Organ Works (1996)
An excellent look at the "King of Instruments"
This is a very entertaining and informative look at the history of the pipe organ, from its beginnings as the "hydraulis" in early Roman times, on through its evolution as a "portable" organ used by bards in the middle ages, its development by composers such as Johann Sebastian Bach in the 18th Century, to today's modern pipe organs and their computerized, electronic cousins. Howard Goodall has taken a subject that many consider dull or boring and presents it in a way that John Q. Public can understand.
Many examples of the pipe organ through the ages, along with their histories, are presented, including how a pipe organ works, what makes one up, how pipe organ music has remained popular throughout the centuries, and what the future holds for the pipe organ. Many organs are played throughout the program, some by Mr. Goodall himself. Examples include the world's oldest playable pipe organ from the late 16th Century and the newest computerized, digitally-sampled models being created today. Throughout the program, a synopsis of how the pipe organ art has changed over the centuries while still managing to hold on to its earlier traditions is realized.
This four-part program is an excellent introduction to the art. Even if you have little or no interest in the pipe organ, you will still find the program interesting and entertaining. After viewing this program, you'll know why the pipe organ is referred to as the "King of Instruments."
Ernest Rides Again (1993)
Ernest Saves the Day Again!
This ranks among my most favorite of "Ernest" movies. The bumbling janitor Ernest P. Worrel (Jim Varney)and his wishy-washy, history-professor friend, Abner Melon (Ron James), stumble upon an old revolutionary-war cannon known as "Goliath," that Abner has been searching for his whole life. Unbeknownst to them, other people are also interested in the cannon because it contains the crown jewels of England: a history professor and Abner's boss, who moonlights as a crime boss, and an British secret agent who wants to recover the jewels for England.
As the other reviewer stated, "Ernest Rides Again" is a bit more serious in plot, but it is filled with laughs nevertheless, especially in the scenes where Varney plays against straight-man Ron James.

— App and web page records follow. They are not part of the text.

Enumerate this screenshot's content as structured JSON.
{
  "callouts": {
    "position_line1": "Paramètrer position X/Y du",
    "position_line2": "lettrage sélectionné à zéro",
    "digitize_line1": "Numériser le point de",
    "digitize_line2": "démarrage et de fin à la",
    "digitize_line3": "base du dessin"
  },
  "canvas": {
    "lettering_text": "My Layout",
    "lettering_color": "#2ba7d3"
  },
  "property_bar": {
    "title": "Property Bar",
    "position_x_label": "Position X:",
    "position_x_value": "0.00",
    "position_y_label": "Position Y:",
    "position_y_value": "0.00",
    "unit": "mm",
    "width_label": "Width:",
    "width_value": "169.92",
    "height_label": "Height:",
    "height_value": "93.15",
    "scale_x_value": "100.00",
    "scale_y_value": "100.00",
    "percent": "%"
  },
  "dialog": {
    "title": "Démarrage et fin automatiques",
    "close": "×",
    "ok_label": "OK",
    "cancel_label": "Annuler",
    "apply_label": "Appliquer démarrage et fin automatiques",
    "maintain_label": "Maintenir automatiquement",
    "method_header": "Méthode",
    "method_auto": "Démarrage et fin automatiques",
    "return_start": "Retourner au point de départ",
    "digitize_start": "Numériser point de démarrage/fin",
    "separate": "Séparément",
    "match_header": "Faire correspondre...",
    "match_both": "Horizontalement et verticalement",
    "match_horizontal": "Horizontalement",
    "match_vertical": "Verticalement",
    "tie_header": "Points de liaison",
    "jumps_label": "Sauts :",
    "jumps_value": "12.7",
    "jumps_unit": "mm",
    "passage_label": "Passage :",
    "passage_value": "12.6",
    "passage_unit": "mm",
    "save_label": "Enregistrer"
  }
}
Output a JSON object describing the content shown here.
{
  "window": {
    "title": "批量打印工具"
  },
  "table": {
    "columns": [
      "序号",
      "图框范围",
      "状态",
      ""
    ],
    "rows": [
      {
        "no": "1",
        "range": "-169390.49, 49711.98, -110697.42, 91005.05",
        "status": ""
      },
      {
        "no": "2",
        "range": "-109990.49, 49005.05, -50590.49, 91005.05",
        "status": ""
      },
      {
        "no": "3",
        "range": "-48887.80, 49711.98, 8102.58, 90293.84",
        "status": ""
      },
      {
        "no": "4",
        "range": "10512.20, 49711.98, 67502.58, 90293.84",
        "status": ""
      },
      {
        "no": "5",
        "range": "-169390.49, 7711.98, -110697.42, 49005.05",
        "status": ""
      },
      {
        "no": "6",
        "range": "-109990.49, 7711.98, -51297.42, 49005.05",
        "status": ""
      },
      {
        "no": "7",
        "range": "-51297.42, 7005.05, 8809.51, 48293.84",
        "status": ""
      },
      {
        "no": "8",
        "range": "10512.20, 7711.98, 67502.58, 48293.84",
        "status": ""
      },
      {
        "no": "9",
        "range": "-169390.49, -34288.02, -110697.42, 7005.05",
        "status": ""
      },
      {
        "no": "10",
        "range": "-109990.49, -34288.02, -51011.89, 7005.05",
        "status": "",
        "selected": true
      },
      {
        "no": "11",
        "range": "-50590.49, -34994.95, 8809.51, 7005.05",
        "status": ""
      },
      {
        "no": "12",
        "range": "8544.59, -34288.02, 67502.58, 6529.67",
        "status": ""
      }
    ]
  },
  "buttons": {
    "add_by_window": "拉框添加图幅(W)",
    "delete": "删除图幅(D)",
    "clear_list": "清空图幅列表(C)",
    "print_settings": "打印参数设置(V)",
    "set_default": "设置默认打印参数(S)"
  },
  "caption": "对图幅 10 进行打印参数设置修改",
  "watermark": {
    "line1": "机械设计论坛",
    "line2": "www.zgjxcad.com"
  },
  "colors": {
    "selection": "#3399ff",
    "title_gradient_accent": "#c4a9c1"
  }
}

Don't miss the hilarious canon "chase" scenes! The relative seriousness of the plot makes the laughs that much funnier. Definitely a "must see," especially for those who have never seen an "Ernest" movie!